How to Use BIM to Streamline Construction Management

BIM in construction management

As construction projects grow larger and more complex, so does the process of managing them. According to a report from McKinsey, large construction projects take 20 percent longer to finish than scheduled and are up to 80 percent over budget. That’s a major challenge for construction managers, who need to keep projects on schedule to meet owner objectives. So, how can you use BIM in construction management to reduce costs and delays?

One tool helping construction managers reduce time and cost overruns is building information modeling (BIM). With BIM, you can build projects virtually—fixing errors in the digital model rather than on the job site. This saves time and money, helping you avoid rework and labor costs during construction.

Below, we define BIM and describe how it’s commonly used in construction. Plus, we’ll show you 5 ways to use BIM to streamline construction management.

What Is BIM?

BIM is a collaborative, model-based process. It brings together data needed for the built asset—including schedules, construction documents, and geometry—and hosts everything in a single database. This makes it easy for stakeholders to find and access information, helping them respond quickly to clashes, RFIs, and change orders.

Other benefits of using BIM include:

  • Enhanced communication
  • Increased productivity
  • Safer job sites
  • Better visualization
  • Smoother handovers

To learn more about how BIM benefits construction projects, read our recent blog.

How to Use BIM to Streamline Construction Management

1. Eliminate clashes during pre-construction

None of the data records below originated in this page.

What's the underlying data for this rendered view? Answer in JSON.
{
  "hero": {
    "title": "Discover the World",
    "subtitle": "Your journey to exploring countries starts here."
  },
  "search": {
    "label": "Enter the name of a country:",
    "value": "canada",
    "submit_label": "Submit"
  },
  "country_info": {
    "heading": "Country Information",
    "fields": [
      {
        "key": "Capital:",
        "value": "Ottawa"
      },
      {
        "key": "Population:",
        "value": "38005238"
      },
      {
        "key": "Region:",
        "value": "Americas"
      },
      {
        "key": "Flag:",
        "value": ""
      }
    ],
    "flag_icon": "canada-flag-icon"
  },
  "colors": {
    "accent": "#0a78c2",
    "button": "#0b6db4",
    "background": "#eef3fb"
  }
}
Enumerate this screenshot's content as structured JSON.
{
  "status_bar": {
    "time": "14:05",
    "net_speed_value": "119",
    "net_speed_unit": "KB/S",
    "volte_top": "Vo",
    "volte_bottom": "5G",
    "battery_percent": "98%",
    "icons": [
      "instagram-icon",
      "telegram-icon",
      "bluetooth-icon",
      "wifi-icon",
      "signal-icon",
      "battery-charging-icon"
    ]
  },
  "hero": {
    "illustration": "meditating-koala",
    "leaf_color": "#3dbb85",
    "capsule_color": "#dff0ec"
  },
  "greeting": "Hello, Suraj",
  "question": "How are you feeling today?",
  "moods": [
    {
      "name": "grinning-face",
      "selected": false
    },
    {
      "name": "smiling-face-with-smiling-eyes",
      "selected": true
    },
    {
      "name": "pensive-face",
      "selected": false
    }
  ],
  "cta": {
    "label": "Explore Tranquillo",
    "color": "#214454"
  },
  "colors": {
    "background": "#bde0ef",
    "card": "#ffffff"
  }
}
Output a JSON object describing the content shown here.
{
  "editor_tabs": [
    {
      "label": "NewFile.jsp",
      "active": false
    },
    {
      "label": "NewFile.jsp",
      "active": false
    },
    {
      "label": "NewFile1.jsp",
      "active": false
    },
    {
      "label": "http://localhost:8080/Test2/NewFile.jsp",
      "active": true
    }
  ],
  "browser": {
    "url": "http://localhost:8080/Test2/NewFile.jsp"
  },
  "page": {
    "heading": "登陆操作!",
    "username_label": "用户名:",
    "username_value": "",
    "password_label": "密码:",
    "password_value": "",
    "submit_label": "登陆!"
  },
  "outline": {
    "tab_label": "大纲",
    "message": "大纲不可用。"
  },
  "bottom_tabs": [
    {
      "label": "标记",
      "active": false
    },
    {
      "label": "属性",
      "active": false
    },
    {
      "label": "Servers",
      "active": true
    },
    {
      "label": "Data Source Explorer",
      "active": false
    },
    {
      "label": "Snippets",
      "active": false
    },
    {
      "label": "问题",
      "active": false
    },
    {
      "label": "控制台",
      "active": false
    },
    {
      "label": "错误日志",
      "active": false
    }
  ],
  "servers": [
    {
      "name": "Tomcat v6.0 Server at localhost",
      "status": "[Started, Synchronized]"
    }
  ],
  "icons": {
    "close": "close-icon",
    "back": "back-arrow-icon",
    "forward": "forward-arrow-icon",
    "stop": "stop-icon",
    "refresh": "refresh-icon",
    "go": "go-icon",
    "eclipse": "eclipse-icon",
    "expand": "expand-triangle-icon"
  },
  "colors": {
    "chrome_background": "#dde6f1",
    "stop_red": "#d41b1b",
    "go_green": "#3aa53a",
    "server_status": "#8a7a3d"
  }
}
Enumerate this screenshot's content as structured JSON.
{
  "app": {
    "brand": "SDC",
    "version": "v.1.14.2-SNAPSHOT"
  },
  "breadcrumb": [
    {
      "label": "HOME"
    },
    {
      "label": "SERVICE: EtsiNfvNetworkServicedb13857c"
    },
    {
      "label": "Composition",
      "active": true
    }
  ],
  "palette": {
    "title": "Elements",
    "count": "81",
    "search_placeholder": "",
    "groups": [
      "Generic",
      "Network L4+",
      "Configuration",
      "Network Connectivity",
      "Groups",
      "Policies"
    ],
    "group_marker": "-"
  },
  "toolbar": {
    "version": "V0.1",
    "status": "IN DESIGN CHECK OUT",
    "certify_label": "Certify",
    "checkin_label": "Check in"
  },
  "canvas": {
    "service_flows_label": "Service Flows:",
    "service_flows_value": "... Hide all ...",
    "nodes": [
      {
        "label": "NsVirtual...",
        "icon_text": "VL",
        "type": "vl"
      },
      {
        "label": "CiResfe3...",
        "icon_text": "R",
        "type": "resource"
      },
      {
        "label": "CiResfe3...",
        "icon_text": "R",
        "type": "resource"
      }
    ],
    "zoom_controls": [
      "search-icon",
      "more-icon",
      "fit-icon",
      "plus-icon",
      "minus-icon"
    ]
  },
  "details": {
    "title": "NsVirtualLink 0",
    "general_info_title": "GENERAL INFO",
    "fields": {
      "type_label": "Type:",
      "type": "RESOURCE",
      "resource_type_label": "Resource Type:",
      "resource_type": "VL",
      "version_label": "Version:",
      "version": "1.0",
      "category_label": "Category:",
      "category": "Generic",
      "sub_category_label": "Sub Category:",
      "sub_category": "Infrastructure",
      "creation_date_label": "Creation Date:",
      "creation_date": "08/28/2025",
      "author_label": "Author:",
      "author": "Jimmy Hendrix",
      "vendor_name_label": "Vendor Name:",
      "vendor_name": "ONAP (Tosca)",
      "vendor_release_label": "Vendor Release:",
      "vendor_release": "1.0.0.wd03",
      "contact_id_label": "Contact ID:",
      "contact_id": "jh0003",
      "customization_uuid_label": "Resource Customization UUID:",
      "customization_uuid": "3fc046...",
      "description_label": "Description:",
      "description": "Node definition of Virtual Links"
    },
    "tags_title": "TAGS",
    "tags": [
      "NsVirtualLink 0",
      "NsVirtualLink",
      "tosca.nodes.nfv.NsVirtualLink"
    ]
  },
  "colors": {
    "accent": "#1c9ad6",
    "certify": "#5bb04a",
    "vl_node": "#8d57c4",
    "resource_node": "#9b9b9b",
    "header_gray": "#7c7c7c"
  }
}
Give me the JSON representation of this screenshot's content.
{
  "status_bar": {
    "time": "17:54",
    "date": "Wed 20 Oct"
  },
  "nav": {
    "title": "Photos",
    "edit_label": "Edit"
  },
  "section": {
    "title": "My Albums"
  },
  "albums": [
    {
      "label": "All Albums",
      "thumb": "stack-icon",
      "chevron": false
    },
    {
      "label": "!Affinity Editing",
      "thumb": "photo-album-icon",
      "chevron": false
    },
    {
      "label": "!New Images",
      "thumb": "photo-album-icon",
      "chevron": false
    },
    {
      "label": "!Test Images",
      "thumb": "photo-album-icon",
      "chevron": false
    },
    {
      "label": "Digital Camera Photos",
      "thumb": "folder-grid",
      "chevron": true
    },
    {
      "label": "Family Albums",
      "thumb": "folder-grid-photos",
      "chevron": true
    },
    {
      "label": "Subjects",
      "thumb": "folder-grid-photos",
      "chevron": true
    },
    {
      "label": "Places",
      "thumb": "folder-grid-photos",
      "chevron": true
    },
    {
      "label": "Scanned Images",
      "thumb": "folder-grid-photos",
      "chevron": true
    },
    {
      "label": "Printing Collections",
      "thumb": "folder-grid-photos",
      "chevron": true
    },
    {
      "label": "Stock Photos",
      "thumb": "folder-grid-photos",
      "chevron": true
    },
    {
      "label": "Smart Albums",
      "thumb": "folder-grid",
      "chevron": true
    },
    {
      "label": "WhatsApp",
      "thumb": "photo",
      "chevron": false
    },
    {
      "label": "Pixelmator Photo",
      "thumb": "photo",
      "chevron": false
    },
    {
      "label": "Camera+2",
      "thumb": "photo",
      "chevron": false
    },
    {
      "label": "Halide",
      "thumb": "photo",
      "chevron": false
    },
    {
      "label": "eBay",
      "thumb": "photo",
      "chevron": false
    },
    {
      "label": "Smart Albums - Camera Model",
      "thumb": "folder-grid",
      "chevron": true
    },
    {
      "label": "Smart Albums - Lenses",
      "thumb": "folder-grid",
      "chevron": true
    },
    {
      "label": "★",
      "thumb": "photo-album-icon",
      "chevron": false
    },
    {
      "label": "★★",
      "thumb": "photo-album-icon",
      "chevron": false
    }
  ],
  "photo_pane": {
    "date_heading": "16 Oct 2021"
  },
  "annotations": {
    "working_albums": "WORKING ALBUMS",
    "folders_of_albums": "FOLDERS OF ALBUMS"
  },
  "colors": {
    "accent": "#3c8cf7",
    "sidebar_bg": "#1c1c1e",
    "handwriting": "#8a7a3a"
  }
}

With BIM, you can detect clashes before construction begins. By addressing clashes during pre-construction, you can avoid wasting labor and resources fixing them in the field. The clash detection process is also automated when using BIM, allowing you to spend less time coordinating the trades. Ultimately, BIM helps you to refine your designs before building, eliminating rework and keeping your project on schedule.

Clash inside BIM model

2. Clearly communicate designs to stakeholders

BIM allows you to visualize the entire project before it’s built. This is a powerful tool when used to communicate designs to owners and other stakeholders—helping them understand what’s being built before construction starts. Having a visual overview of the site also strengthens your ability to plan for site access and improve worker safety. With a complete overview of the project from the beginning, you can reduce costly and time-consuming changes later.

Revit model created from a 3D scan
Revit model created from a 3D scan

3. Improve project scheduling

Construction projects are often delayed because of design errors or lack of alignment between teams. BIM eliminates these setbacks and keeps projects running ahead of schedule. With clash detection software, you can fix design errors before they cause rework and delays. BIM can also help you plan more accurate schedules and communicate them clearly with other stakeholders—keeping your projects on track.

BIM in construction management

4. Simplify collaboration between teams

BIM makes it easy to collaborate with teams across trades, locations, and project stages. This is because BIM provides a central location in which teams can share models and coordinate planning. Working from a single model, teams can communicate in real-time to address RFIs and change orders. Plus, with cloud technology, teams can work together from any location, enabling better communication from the office to the field.

Construction worker looking at BIM model on tablet.

5. Reduce project cost and risk

According to one study by McKinsey, 75% of companies that have used BIM reported positive returns on their investments. Used in the right ways, BIM reduces project costs and risk. Running clash reports during pre-construction can minimize labor and material costs. Better collaboration between teams means fewer misunderstandings and costly rework. Labor costs spent on documentation work are reduced. All of these translate into lower risk and project costs, which can help you meet owner objectives and deliver better projects.

Want to Learn More About BIM?

BIM is an invaluable tool in construction management, allowing for better collaboration, reduced costs, and fewer setbacks. Projects using BIM also have a greater chance for success, satisfying owner requirements and helping you win more business.

Ready to learn more about BIM? Find out how BIM can help you deliver projects faster and under budget with this free e-book: